- PROBLEM DETAILS: From the entries below, work out how many lines contain the string "value"; answer with the number alone.

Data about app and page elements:
--------

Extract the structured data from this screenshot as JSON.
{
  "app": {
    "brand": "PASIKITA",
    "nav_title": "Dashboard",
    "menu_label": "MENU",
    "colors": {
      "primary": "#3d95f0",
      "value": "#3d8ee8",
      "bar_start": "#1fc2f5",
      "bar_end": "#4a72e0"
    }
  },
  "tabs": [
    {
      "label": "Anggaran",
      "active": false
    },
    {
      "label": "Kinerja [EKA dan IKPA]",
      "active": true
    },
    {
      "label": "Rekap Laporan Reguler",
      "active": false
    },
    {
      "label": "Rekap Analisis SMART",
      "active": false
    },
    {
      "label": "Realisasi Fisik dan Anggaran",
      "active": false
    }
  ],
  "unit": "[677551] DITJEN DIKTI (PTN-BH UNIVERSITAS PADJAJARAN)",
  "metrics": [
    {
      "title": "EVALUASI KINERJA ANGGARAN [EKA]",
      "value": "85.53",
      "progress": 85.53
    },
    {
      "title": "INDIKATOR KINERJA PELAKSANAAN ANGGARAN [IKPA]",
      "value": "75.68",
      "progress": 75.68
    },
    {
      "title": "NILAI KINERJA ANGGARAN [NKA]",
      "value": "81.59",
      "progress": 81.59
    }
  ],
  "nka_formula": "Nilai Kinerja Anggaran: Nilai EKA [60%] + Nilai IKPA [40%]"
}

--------

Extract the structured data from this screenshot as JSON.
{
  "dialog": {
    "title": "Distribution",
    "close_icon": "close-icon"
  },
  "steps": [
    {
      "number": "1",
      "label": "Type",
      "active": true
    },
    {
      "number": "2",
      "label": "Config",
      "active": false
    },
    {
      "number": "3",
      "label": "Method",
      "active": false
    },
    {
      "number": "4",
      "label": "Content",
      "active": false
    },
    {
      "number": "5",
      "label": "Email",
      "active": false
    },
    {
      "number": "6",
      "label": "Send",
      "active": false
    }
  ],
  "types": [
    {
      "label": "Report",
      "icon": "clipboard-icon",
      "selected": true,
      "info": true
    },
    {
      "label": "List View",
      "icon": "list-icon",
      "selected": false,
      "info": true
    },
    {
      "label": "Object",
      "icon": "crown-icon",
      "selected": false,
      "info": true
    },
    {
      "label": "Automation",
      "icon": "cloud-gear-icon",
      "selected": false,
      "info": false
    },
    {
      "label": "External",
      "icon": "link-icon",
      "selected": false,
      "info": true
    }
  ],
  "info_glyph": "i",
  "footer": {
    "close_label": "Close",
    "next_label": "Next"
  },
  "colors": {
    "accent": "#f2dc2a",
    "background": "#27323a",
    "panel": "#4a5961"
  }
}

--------

- RESPONSE AREA: 4